Planning an island vacation? A word to the wise: Don't visit Sandy Island, supposedly off Australia's northeast coast. It's simply not there. Scientists at the University of Sydney journeyed to the spot where the island is supposed to be according to many maps (including Google's). Between all the experts found at the coordinates was water, the BBC reports. "We wanted to check it out because the navigation charts on board the ship showed a water depth of 1,400 meters in that area—very deep," said one.

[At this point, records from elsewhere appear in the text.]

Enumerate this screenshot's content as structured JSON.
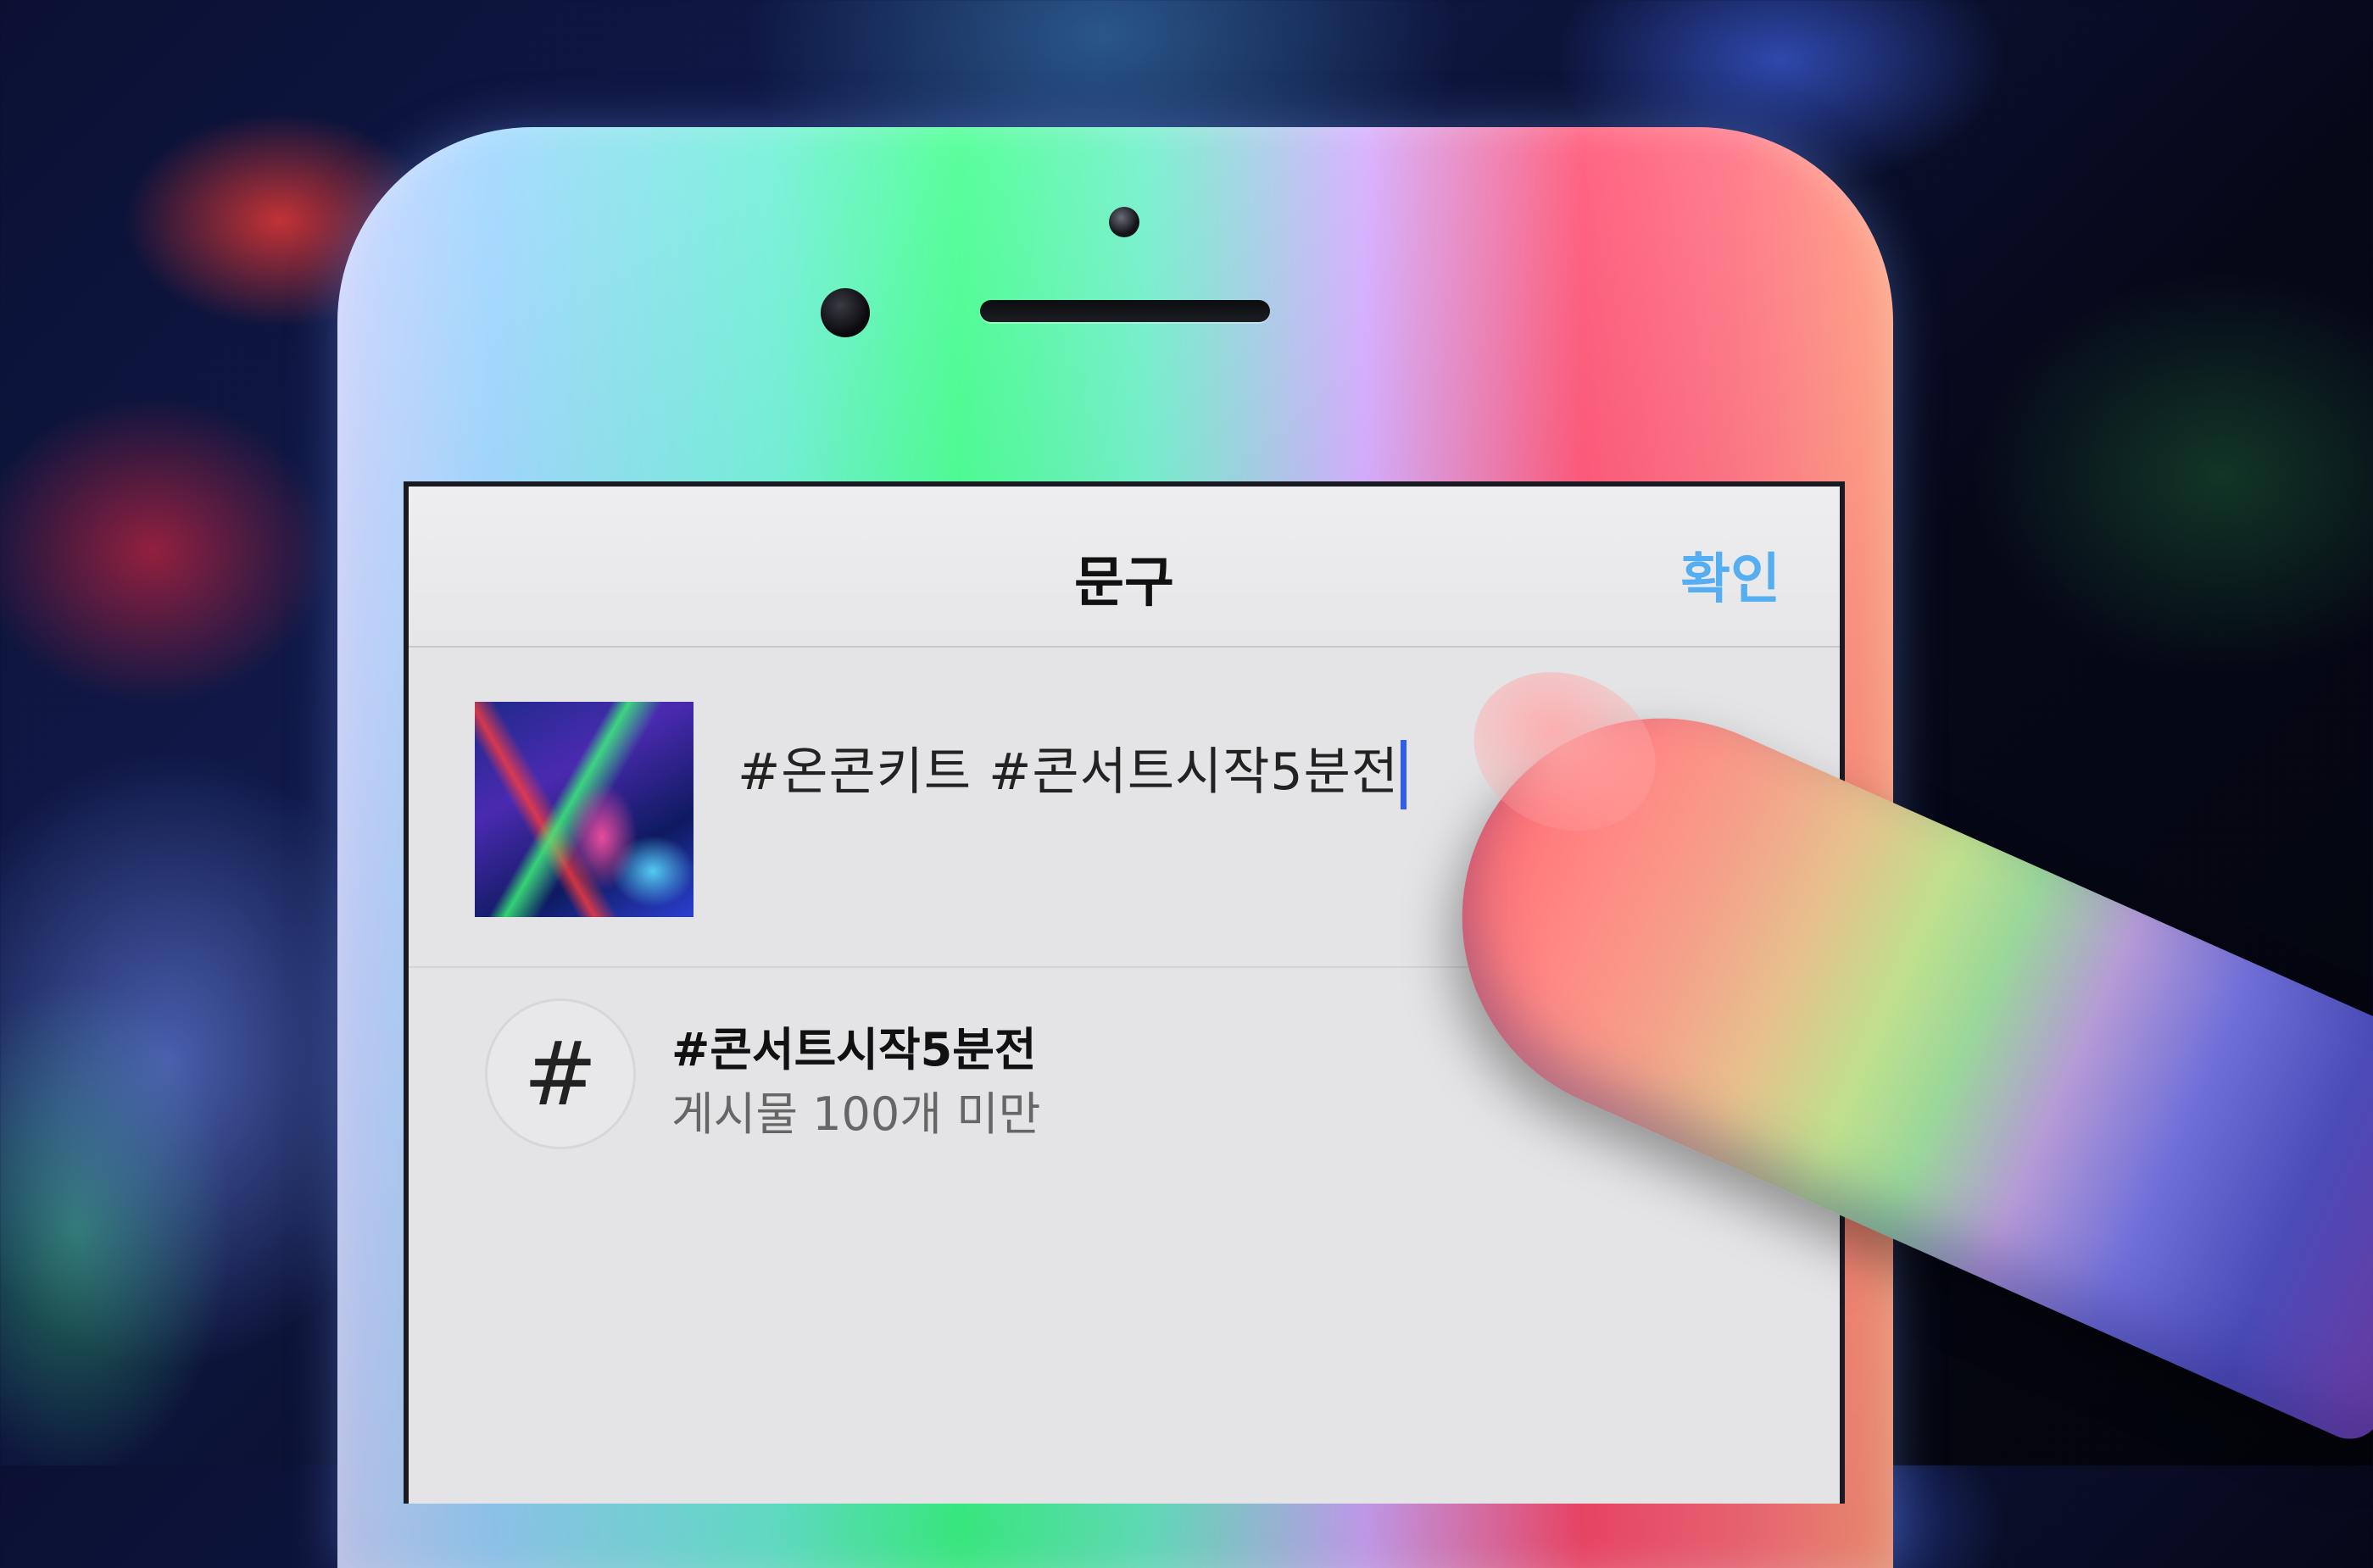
{
  "nav": {
    "title": "문구",
    "confirm_label": "확인"
  },
  "caption": {
    "text": "#온콘키트 #콘서트시작5분전"
  },
  "hashtag_suggestion": {
    "icon_symbol": "#",
    "name": "#콘서트시작5분전",
    "post_count": "게시물 100개 미만"
  },
  "colors": {
    "accent": "#56aef2",
    "cursor": "#2f5fe8"
  }
}
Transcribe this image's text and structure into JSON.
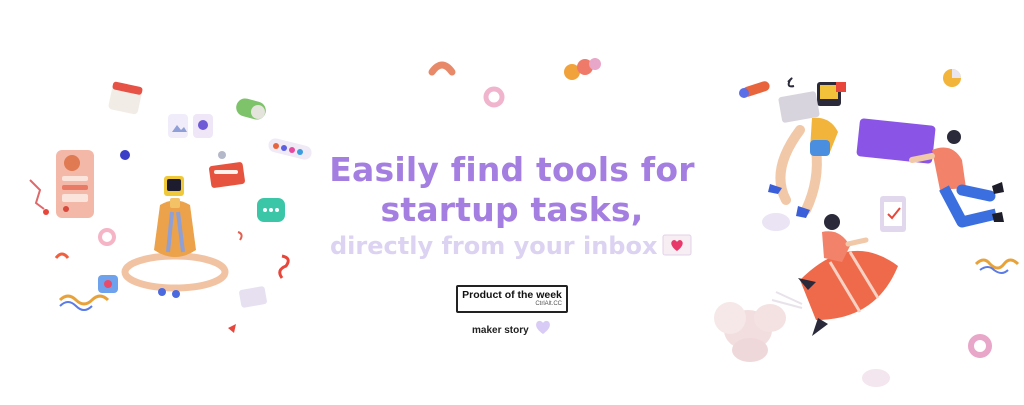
{
  "headline": {
    "line1": "Easily find tools for",
    "line2": "startup tasks,",
    "line3": "directly from your inbox"
  },
  "badge": {
    "title": "Product of the week",
    "subtitle": "CtrlAlt.CC"
  },
  "maker_story": {
    "label": "maker story"
  },
  "icons": {
    "mail": "envelope-heart-icon",
    "maker": "heart-icon"
  },
  "colors": {
    "headline": "#a47ee0",
    "subline": "#dcd2f2",
    "accent_purple": "#8a55e6",
    "accent_orange": "#f4724a"
  }
}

"How did it find its way onto the maps? We just don't know, but we plan to follow up and find out," he told AFP, adding that it's even on Google Earth. If it were real, Sandy Island would be in French waters (it lies between Australia and the French-governed New Caledonia), but official French maps don't show it. Cartographers do occasionally pop fake streets into their maps to fight copyright infringement, notes the BBC, but such gimmicks rarely occur on nautical charts. "The world is a constantly-changing place, and keeping on top of these changes is a never-ending endeavor," says a rep for Google Maps.